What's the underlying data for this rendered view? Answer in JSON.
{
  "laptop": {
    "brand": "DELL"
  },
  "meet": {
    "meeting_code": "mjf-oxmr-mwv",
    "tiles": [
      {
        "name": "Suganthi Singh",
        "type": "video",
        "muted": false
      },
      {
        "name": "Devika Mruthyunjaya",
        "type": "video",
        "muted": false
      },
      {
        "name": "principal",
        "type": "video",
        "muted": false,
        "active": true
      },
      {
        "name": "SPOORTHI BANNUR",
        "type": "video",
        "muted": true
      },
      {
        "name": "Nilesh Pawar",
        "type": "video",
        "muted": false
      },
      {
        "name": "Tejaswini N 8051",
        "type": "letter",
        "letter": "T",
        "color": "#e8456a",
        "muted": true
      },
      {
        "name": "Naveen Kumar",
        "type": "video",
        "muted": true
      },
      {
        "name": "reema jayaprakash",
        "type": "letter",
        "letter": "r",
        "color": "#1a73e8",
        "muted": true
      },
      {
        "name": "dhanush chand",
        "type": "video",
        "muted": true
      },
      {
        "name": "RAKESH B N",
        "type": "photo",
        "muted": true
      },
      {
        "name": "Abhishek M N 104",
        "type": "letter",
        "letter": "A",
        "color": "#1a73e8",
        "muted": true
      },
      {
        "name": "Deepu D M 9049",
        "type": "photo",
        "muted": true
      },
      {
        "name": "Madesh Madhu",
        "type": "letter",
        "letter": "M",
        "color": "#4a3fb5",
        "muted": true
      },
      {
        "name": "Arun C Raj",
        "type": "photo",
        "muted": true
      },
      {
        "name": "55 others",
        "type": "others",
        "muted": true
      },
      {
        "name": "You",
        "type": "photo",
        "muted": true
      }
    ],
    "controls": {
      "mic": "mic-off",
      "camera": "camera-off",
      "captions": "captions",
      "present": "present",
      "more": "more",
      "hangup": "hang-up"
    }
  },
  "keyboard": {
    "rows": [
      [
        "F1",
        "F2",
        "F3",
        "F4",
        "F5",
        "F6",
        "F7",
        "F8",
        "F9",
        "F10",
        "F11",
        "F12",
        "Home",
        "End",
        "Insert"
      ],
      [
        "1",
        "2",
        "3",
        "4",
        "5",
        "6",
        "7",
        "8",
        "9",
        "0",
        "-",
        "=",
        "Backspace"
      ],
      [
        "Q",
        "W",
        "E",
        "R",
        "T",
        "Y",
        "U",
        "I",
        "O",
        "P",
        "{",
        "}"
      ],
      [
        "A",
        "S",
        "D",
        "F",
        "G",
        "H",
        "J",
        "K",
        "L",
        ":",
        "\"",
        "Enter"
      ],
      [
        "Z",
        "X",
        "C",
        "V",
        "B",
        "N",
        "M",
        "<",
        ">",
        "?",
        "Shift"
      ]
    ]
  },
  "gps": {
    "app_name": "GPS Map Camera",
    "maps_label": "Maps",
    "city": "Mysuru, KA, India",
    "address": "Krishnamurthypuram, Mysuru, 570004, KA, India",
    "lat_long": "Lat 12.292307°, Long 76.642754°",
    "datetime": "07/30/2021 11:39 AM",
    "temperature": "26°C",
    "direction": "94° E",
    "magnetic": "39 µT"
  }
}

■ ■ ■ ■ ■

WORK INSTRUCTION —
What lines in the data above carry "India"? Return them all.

EXERCISE SOLUTION —
    "city": "Mysuru, KA, India",
    "address": "Krishnamurthypuram, Mysuru, 570004, KA, India",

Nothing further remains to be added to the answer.